One of the aspects of the game that struck me as measurably different than other educational games that I have used in class was the free-form nature of this game. It immediately reminded me of the games that I watch my adolescent sons play on the gaming console in the basement. The open-navigation aspect of the game is something that those of us that are somewhat older did not necessarily have when we were playing games back in the 80’s and 90’s. For today’s kids, though, it is totally second nature to have to “wander around” and figure out how to play on one’s own. In fact, it seems to be how they prefer their games.

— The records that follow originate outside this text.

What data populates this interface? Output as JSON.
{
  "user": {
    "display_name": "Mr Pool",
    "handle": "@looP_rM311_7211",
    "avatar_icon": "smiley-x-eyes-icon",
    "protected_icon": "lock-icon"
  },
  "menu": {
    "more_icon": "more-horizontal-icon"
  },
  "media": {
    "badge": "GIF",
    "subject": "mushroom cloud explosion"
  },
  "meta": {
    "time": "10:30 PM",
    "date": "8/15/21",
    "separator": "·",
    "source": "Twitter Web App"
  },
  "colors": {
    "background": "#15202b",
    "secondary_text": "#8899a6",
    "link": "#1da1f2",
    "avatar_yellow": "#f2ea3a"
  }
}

The Hub also contains a “Portal” to the non-virtual world that I was supposed to pass through with Sage. Unfortunately, the Portal was out of power. In order to “power it up,” I had to go to the Arcade and power up my own spelling and vocabulary skills. Before going in, though, I had to get past the bouncer, who was a rough looking character. As the game does throughout, it reminded me that looks can be deceiving and so as we judge characters in books, we should be wary of our assumptions that we make about people based on their appearances.
The concrete activities in the Arcade are framed as retro-style arcade games. The Card Match game asks the user to assemble rows of cards with definitions and context. The “Laboratory Lockdown” game was also a somewhat traditional spelling game, but was framed in a way that awards users for achieving levels and adjusts the difficulty based on the relative success of the user.
Once in the Arcade, I was unable to leave until I had demonstrated proficiency of all of the levels. Certainly, I suppose that if one is considering the middle school user as the audience member, it is entirely appropriate to make them double down on vocabulary and spelling for some time before returning to The Hub. For me, though, I had seen what I wanted to see there and was more interested in getting back to the other features of the game; thus, it made me wonder what kind of control the teacher has in allowing students to move more fluidly through the game once the initial exploration was complete.
Also included are interesting passages akin to reading prompts on standardized tests that really get at the development of a character profile based on clues provided by the author. There is an emphasis on reading at a certain pace but also demonstrating comprehension of that reading and applying the mantra of WALTER (Words/Actions/Looks/Thoughts/Effects/Responses) in creating the character profile. At the very end of Level 1, the extent of my exploration, there is a reflective summary of the whole experience, and, appropriately, more checks for comprehension.
My impression of Istation’s Timeless Tales 2.0: NexLevel is very favorable. I gave it to my son, a seventh grader, and he was able to navigate the game with little trouble. The content itself challenged him and I could tell that, without knowing it, he was immersed in the challenge. In fact, after a while, I told him he could be done whenever he wanted. Not surprisingly, he did not surrender the game easily! I think middle-level educators would be wise to give Istation a look; among game- based platforms, it easily stands out.
Find the original post on Getting Smart’s website.